Alain and Maria del Carmen Rodriguez’s version goes further in two ways: a citrus-garlic mojo adding another layer of savor, and a satisfyingly crackly piece of chicharrones (rendered pork skin with a skosh of meat left on). You can also order chicharrones by the piece ($2), like pork rinds welded to tender bacon.
M Asian Halal. Vegans might ask Mohammed Yaseen of M Asian Halal for baigan bartha, smoked eggplant with garlic ($7.99 with rice), or crispy triangular fried samosas stuffed with spicy potatoes ($1). My favorites in his Indian-Pakistani repertoire are the spicy fish ($8.99, with rice), a tilapia filet coated in a spice mixture and fried to a crisp, and the coarsely ground chicken sausage called chapli kabob ($8.99), served with salad and rice or pita.
Nine by Night. Thai dishes come from Nine by Night’s Htay Naing, who can rock the ubiquitous pad Thai ($8.69) with rice noodles stir-fried with egg, tamarind soy, sprouts and your choice of protein. But his stand is probably better known for its vegetal, just-hot-enough green coconut curry ($8.69). It is imbued with herbs and green chile, with choice of protein amid vegetables such as eggplant, bamboo shoots and green beans.
West Side Bazaar, 25 Grant St.
Current hours are 11 a.m. to 7 p.m. Tuesday through Saturday. All of the kiosks except Nine at Night also use at least one delivery service. For troubleshooting or big, specialized orders, 575-5002 gets you to Bazaar staff, who can usually help.

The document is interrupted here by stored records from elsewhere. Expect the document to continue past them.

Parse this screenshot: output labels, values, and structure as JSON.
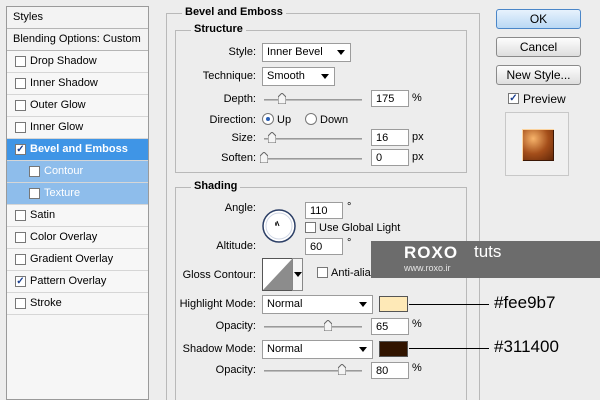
{
  "styles_panel": {
    "header": "Styles",
    "blending_options": "Blending Options: Custom",
    "items": [
      {
        "label": "Drop Shadow",
        "checked": false
      },
      {
        "label": "Inner Shadow",
        "checked": false
      },
      {
        "label": "Outer Glow",
        "checked": false
      },
      {
        "label": "Inner Glow",
        "checked": false
      },
      {
        "label": "Bevel and Emboss",
        "checked": true
      },
      {
        "label": "Contour",
        "checked": false
      },
      {
        "label": "Texture",
        "checked": false
      },
      {
        "label": "Satin",
        "checked": false
      },
      {
        "label": "Color Overlay",
        "checked": false
      },
      {
        "label": "Gradient Overlay",
        "checked": false
      },
      {
        "label": "Pattern Overlay",
        "checked": true
      },
      {
        "label": "Stroke",
        "checked": false
      }
    ]
  },
  "bevel_emboss": {
    "title": "Bevel and Emboss",
    "structure": {
      "title": "Structure",
      "style_label": "Style:",
      "style_value": "Inner Bevel",
      "technique_label": "Technique:",
      "technique_value": "Smooth",
      "depth_label": "Depth:",
      "depth_value": "175",
      "depth_unit": "%",
      "depth_level": 0.18,
      "direction_label": "Direction:",
      "direction_up": "Up",
      "direction_down": "Down",
      "direction_selected": "Up",
      "size_label": "Size:",
      "size_value": "16",
      "size_unit": "px",
      "size_level": 0.08,
      "soften_label": "Soften:",
      "soften_value": "0",
      "soften_unit": "px",
      "soften_level": 0.0
    },
    "shading": {
      "title": "Shading",
      "angle_label": "Angle:",
      "angle_value": "110",
      "angle_unit": "°",
      "use_global_light": "Use Global Light",
      "use_global_light_checked": false,
      "altitude_label": "Altitude:",
      "altitude_value": "60",
      "altitude_unit": "°",
      "gloss_contour_label": "Gloss Contour:",
      "anti_aliased": "Anti-aliased",
      "anti_aliased_checked": false,
      "highlight_mode_label": "Highlight Mode:",
      "highlight_mode_value": "Normal",
      "highlight_color": "#fee9b7",
      "highlight_opacity_label": "Opacity:",
      "highlight_opacity_value": "65",
      "highlight_opacity_unit": "%",
      "highlight_opacity_level": 0.65,
      "shadow_mode_label": "Shadow Mode:",
      "shadow_mode_value": "Normal",
      "shadow_color": "#311400",
      "shadow_opacity_label": "Opacity:",
      "shadow_opacity_value": "80",
      "shadow_opacity_unit": "%",
      "shadow_opacity_level": 0.8
    }
  },
  "buttons": {
    "ok": "OK",
    "cancel": "Cancel",
    "new_style": "New Style...",
    "preview": "Preview",
    "preview_checked": true
  },
  "annotations": {
    "highlight_hex": "#fee9b7",
    "shadow_hex": "#311400"
  },
  "watermark": {
    "brand_a": "RO",
    "brand_b": "X",
    "brand_c": "O",
    "brand_d": "tuts",
    "url": "www.roxo.ir"
  }
}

007 China. Serves dim sum. Call 951-2535. Delivery by UberEats.
Abyssinia Ethiopian Cuisine. Call 563-6602. Delivery by GrubHub.
Kiosko Latino. Serves Puerto Rican and Mexican food. Call 207-9282. Delivery by GrubHub, Uber Eats, DoorDash, Postmates.
M Asian Halal. Serves Indian and Pakistani food. Call 533-8558. Delivery by GrubHub.
Thang’s Family Japanese Ramen. Call 715-5053. Delivery by GrubHub, DoorDash.
Nine by Night. Call 541-7963. Pickup only.